[Stored entries]
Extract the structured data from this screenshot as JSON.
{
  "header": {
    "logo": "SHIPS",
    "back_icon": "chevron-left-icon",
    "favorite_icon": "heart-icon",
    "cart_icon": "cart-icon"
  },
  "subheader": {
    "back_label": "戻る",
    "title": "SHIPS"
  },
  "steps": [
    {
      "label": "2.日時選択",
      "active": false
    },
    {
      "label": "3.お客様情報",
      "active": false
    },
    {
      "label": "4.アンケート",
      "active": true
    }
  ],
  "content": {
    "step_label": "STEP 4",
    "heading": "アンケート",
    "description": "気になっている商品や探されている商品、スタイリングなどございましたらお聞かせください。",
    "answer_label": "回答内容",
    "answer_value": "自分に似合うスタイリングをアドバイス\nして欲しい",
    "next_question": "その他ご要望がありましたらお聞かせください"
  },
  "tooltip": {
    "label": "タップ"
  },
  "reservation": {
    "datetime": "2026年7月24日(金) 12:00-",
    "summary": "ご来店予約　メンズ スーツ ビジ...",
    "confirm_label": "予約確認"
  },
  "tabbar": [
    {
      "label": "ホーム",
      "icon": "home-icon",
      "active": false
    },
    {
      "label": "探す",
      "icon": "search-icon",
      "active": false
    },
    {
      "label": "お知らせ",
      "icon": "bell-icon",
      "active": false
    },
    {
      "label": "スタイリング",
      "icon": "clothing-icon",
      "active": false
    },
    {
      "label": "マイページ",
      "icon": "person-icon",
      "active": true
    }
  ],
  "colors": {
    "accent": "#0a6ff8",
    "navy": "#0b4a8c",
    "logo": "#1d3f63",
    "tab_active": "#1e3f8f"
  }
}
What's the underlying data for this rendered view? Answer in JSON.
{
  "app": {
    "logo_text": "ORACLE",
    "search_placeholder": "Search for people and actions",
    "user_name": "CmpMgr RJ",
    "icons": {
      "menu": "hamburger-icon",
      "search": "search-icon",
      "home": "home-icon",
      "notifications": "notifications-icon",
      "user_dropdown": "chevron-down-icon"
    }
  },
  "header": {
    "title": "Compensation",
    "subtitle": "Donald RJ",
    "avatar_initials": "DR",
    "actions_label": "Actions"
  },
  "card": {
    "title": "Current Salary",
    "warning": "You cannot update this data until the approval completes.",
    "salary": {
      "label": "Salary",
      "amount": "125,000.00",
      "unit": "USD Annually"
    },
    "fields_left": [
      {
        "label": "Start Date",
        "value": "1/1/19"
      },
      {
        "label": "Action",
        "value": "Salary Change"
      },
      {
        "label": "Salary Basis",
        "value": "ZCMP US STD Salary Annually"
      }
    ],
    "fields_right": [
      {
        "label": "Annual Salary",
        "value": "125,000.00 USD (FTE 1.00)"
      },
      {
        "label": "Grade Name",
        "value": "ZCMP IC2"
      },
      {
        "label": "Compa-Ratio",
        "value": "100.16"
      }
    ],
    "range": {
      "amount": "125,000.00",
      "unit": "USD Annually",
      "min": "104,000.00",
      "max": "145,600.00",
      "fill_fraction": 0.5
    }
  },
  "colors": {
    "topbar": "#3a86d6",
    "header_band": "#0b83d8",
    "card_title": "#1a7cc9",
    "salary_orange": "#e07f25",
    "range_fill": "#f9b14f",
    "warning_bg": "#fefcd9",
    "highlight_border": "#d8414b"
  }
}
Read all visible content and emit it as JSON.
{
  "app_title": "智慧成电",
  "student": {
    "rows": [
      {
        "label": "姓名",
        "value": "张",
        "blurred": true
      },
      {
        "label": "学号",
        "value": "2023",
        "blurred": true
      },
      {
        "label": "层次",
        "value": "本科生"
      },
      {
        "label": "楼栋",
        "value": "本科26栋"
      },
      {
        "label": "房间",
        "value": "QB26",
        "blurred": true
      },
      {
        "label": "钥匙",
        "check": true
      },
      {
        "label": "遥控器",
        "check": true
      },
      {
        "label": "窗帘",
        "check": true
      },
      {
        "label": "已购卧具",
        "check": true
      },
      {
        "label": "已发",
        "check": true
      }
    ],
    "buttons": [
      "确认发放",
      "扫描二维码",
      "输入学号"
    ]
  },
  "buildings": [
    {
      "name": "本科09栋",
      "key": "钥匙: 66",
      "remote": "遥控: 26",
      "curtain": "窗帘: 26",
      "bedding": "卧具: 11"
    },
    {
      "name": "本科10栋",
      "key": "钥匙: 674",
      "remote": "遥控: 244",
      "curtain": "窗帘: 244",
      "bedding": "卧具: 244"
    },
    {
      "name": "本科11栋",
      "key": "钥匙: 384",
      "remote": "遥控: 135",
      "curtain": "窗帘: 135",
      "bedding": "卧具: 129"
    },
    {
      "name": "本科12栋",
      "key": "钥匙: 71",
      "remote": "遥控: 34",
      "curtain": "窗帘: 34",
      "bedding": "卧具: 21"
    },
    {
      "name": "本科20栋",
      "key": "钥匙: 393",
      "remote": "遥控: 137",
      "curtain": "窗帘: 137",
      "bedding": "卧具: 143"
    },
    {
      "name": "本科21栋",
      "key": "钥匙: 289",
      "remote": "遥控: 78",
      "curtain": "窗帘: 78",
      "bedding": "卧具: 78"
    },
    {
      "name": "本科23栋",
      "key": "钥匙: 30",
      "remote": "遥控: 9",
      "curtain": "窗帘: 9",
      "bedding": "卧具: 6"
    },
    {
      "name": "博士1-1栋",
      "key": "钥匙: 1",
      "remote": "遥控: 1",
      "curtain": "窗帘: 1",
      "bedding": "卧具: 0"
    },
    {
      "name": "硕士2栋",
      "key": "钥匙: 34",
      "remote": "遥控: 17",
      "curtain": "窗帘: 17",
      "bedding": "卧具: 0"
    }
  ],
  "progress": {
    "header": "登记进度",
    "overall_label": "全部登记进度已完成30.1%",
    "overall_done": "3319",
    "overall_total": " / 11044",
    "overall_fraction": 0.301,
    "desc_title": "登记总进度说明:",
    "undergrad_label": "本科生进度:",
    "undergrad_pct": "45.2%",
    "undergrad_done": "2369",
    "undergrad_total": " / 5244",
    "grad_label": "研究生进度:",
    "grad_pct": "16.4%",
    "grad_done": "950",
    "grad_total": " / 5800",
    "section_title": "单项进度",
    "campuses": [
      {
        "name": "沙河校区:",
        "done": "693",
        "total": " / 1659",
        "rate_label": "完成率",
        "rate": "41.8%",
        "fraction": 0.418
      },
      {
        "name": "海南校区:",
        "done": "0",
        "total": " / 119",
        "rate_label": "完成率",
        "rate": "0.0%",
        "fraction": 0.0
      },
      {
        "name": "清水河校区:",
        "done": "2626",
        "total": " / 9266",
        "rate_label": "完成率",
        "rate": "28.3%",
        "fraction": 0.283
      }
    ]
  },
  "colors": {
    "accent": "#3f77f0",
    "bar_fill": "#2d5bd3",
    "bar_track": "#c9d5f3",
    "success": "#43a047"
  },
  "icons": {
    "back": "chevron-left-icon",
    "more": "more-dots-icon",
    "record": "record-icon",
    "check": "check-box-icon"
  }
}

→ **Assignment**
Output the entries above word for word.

→ **Response area**
Extract the structured data from this screenshot as JSON.
{
  "header": {
    "logo": "SHIPS",
    "back_icon": "chevron-left-icon",
    "favorite_icon": "heart-icon",
    "cart_icon": "cart-icon"
  },
  "subheader": {
    "back_label": "戻る",
    "title": "SHIPS"
  },
  "steps": [
    {
      "label": "2.日時選択",
      "active": false
    },
    {
      "label": "3.お客様情報",
      "active": false
    },
    {
      "label": "4.アンケート",
      "active": true
    }
  ],
  "content": {
    "step_label": "STEP 4",
    "heading": "アンケート",
    "description": "気になっている商品や探されている商品、スタイリングなどございましたらお聞かせください。",
    "answer_label": "回答内容",
    "answer_value": "自分に似合うスタイリングをアドバイス\nして欲しい",
    "next_question": "その他ご要望がありましたらお聞かせください"
  },
  "tooltip": {
    "label": "タップ"
  },
  "reservation": {
    "datetime": "2026年7月24日(金) 12:00-",
    "summary": "ご来店予約　メンズ スーツ ビジ...",
    "confirm_label": "予約確認"
  },
  "tabbar": [
    {
      "label": "ホーム",
      "icon": "home-icon",
      "active": false
    },
    {
      "label": "探す",
      "icon": "search-icon",
      "active": false
    },
    {
      "label": "お知らせ",
      "icon": "bell-icon",
      "active": false
    },
    {
      "label": "スタイリング",
      "icon": "clothing-icon",
      "active": false
    },
    {
      "label": "マイページ",
      "icon": "person-icon",
      "active": true
    }
  ],
  "colors": {
    "accent": "#0a6ff8",
    "navy": "#0b4a8c",
    "logo": "#1d3f63",
    "tab_active": "#1e3f8f"
  }
}
What's the underlying data for this rendered view? Answer in JSON.
{
  "app": {
    "logo_text": "ORACLE",
    "search_placeholder": "Search for people and actions",
    "user_name": "CmpMgr RJ",
    "icons": {
      "menu": "hamburger-icon",
      "search": "search-icon",
      "home": "home-icon",
      "notifications": "notifications-icon",
      "user_dropdown": "chevron-down-icon"
    }
  },
  "header": {
    "title": "Compensation",
    "subtitle": "Donald RJ",
    "avatar_initials": "DR",
    "actions_label": "Actions"
  },
  "card": {
    "title": "Current Salary",
    "warning": "You cannot update this data until the approval completes.",
    "salary": {
      "label": "Salary",
      "amount": "125,000.00",
      "unit": "USD Annually"
    },
    "fields_left": [
      {
        "label": "Start Date",
        "value": "1/1/19"
      },
      {
        "label": "Action",
        "value": "Salary Change"
      },
      {
        "label": "Salary Basis",
        "value": "ZCMP US STD Salary Annually"
      }
    ],
    "fields_right": [
      {
        "label": "Annual Salary",
        "value": "125,000.00 USD (FTE 1.00)"
      },
      {
        "label": "Grade Name",
        "value": "ZCMP IC2"
      },
      {
        "label": "Compa-Ratio",
        "value": "100.16"
      }
    ],
    "range": {
      "amount": "125,000.00",
      "unit": "USD Annually",
      "min": "104,000.00",
      "max": "145,600.00",
      "fill_fraction": 0.5
    }
  },
  "colors": {
    "topbar": "#3a86d6",
    "header_band": "#0b83d8",
    "card_title": "#1a7cc9",
    "salary_orange": "#e07f25",
    "range_fill": "#f9b14f",
    "warning_bg": "#fefcd9",
    "highlight_border": "#d8414b"
  }
}
Read all visible content and emit it as JSON.
{
  "app_title": "智慧成电",
  "student": {
    "rows": [
      {
        "label": "姓名",
        "value": "张",
        "blurred": true
      },
      {
        "label": "学号",
        "value": "2023",
        "blurred": true
      },
      {
        "label": "层次",
        "value": "本科生"
      },
      {
        "label": "楼栋",
        "value": "本科26栋"
      },
      {
        "label": "房间",
        "value": "QB26",
        "blurred": true
      },
      {
        "label": "钥匙",
        "check": true
      },
      {
        "label": "遥控器",
        "check": true
      },
      {
        "label": "窗帘",
        "check": true
      },
      {
        "label": "已购卧具",
        "check": true
      },
      {
        "label": "已发",
        "check": true
      }
    ],
    "buttons": [
      "确认发放",
      "扫描二维码",
      "输入学号"
    ]
  },
  "buildings": [
    {
      "name": "本科09栋",
      "key": "钥匙: 66",
      "remote": "遥控: 26",
      "curtain": "窗帘: 26",
      "bedding": "卧具: 11"
    },
    {
      "name": "本科10栋",
      "key": "钥匙: 674",
      "remote": "遥控: 244",
      "curtain": "窗帘: 244",
      "bedding": "卧具: 244"
    },
    {
      "name": "本科11栋",
      "key": "钥匙: 384",
      "remote": "遥控: 135",
      "curtain": "窗帘: 135",
      "bedding": "卧具: 129"
    },
    {
      "name": "本科12栋",
      "key": "钥匙: 71",
      "remote": "遥控: 34",
      "curtain": "窗帘: 34",
      "bedding": "卧具: 21"
    },
    {
      "name": "本科20栋",
      "key": "钥匙: 393",
      "remote": "遥控: 137",
      "curtain": "窗帘: 137",
      "bedding": "卧具: 143"
    },
    {
      "name": "本科21栋",
      "key": "钥匙: 289",
      "remote": "遥控: 78",
      "curtain": "窗帘: 78",
      "bedding": "卧具: 78"
    },
    {
      "name": "本科23栋",
      "key": "钥匙: 30",
      "remote": "遥控: 9",
      "curtain": "窗帘: 9",
      "bedding": "卧具: 6"
    },
    {
      "name": "博士1-1栋",
      "key": "钥匙: 1",
      "remote": "遥控: 1",
      "curtain": "窗帘: 1",
      "bedding": "卧具: 0"
    },
    {
      "name": "硕士2栋",
      "key": "钥匙: 34",
      "remote": "遥控: 17",
      "curtain": "窗帘: 17",
      "bedding": "卧具: 0"
    }
  ],
  "progress": {
    "header": "登记进度",
    "overall_label": "全部登记进度已完成30.1%",
    "overall_done": "3319",
    "overall_total": " / 11044",
    "overall_fraction": 0.301,
    "desc_title": "登记总进度说明:",
    "undergrad_label": "本科生进度:",
    "undergrad_pct": "45.2%",
    "undergrad_done": "2369",
    "undergrad_total": " / 5244",
    "grad_label": "研究生进度:",
    "grad_pct": "16.4%",
    "grad_done": "950",
    "grad_total": " / 5800",
    "section_title": "单项进度",
    "campuses": [
      {
        "name": "沙河校区:",
        "done": "693",
        "total": " / 1659",
        "rate_label": "完成率",
        "rate": "41.8%",
        "fraction": 0.418
      },
      {
        "name": "海南校区:",
        "done": "0",
        "total": " / 119",
        "rate_label": "完成率",
        "rate": "0.0%",
        "fraction": 0.0
      },
      {
        "name": "清水河校区:",
        "done": "2626",
        "total": " / 9266",
        "rate_label": "完成率",
        "rate": "28.3%",
        "fraction": 0.283
      }
    ]
  },
  "colors": {
    "accent": "#3f77f0",
    "bar_fill": "#2d5bd3",
    "bar_track": "#c9d5f3",
    "success": "#43a047"
  },
  "icons": {
    "back": "chevron-left-icon",
    "more": "more-dots-icon",
    "record": "record-icon",
    "check": "check-box-icon"
  }
}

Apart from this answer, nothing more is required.